Living in muddy lands covered and uncovered by tides, these creatures’ tunnel into the sand and strike at the prey – anything and everything they are able to swallow – by ambush. On reaching the victim at a striking distance, the worm upturns its digestive system, including its teeth and uses its stomach like a torpedo.

Once in contact, the worm’s jaws clamp on the prey to inject it with a lethal mix of 32 toxins thereby incapacitating it and eats it alive.

Talking about these fatal predators, Herbert Waite, the study’s co-author in a statement said: "These are very disagreeable worms in that they are ill-tempered and easily provoked. When they encounter another worm, they usually fight using their copper jaws as weapons."

Waite is a biochemist at University of California, Santa Barbara.

The copper teeth which last for five years – the lifespan of the worm — grow by harvesting the metal from marine sediments on the seafloor.

Earlier how the copper was fused to the jaws was unknown and therefore never documented but now this study has unveiled how it is done.

The whole process starts with the worms producing an amino acid DOPA or dihydroxyphenylalanine, using which they collect the copper from the seafloor into a liquid that is thick and rich in protein. The copper is then used by the worms as a catalyst to change DOPA into melanin.

Melanin is a polymer which unites with copper to bring into being four teeth which are needle sharp inside the jaw of the creature.

Also read: Scientists discover worm that chokes deadly tarantula spider to death

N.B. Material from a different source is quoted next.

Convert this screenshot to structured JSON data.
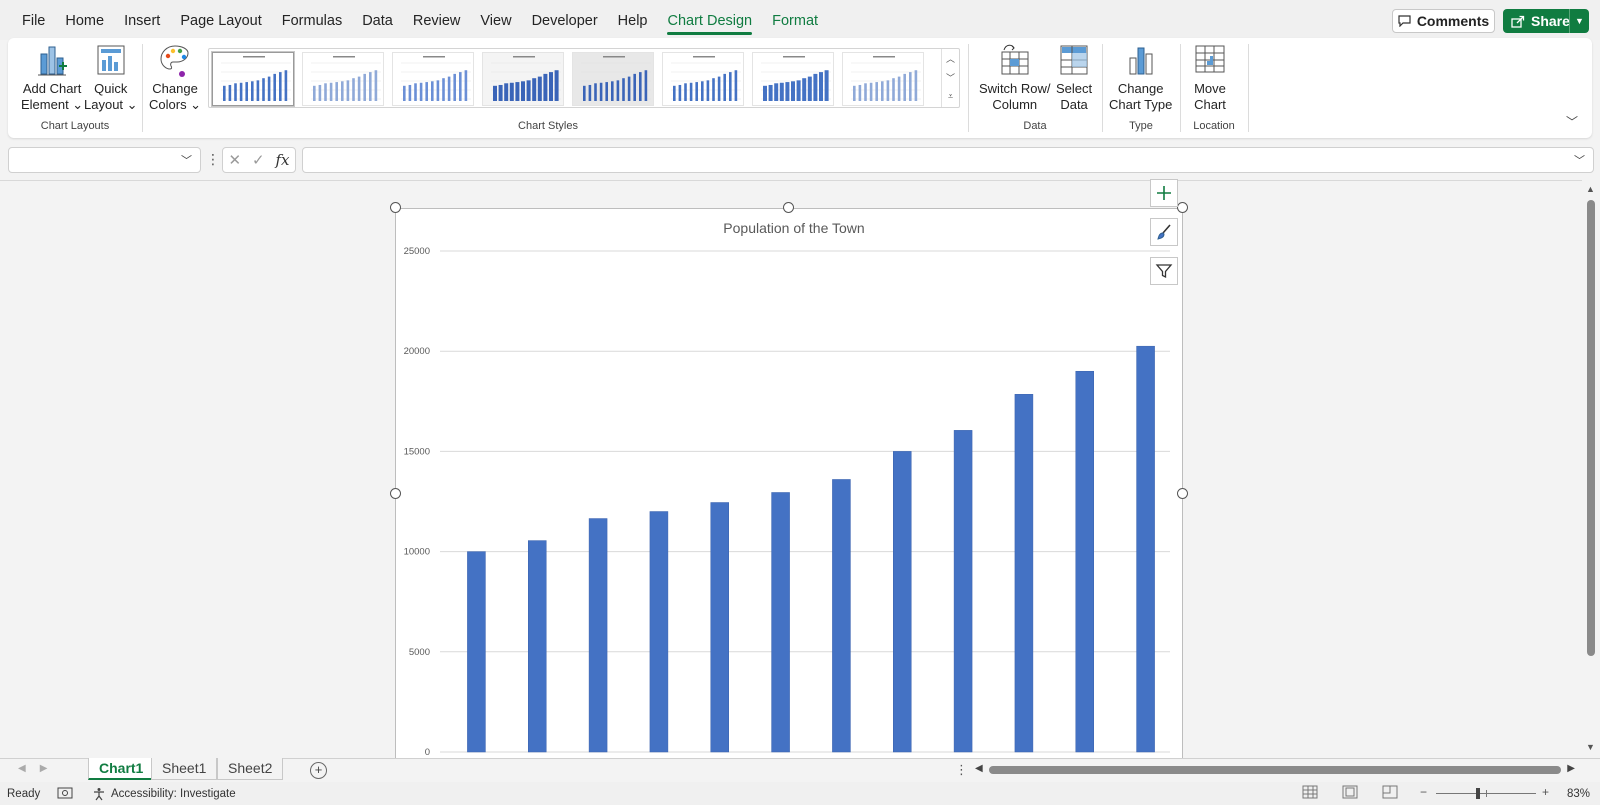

According to the scientists, nature made it simple for these worms to synthesise a material that usually requires a lot of effort and time in the laboratory. Commenting on this Waite said: "We never expected protein with such a simple composition, that is, mostly glycine and histidine, to perform this many functions and unrelated activities.”

Having nailed as to how these animals turn out this lethal weapon, the scientists now want to study the chemical process in depth as they could help humankind to create new materials. "These materials could be road signs for how to make and engineer better consumer materials," remarked Waite.

Details of this study were published in the journal Matter.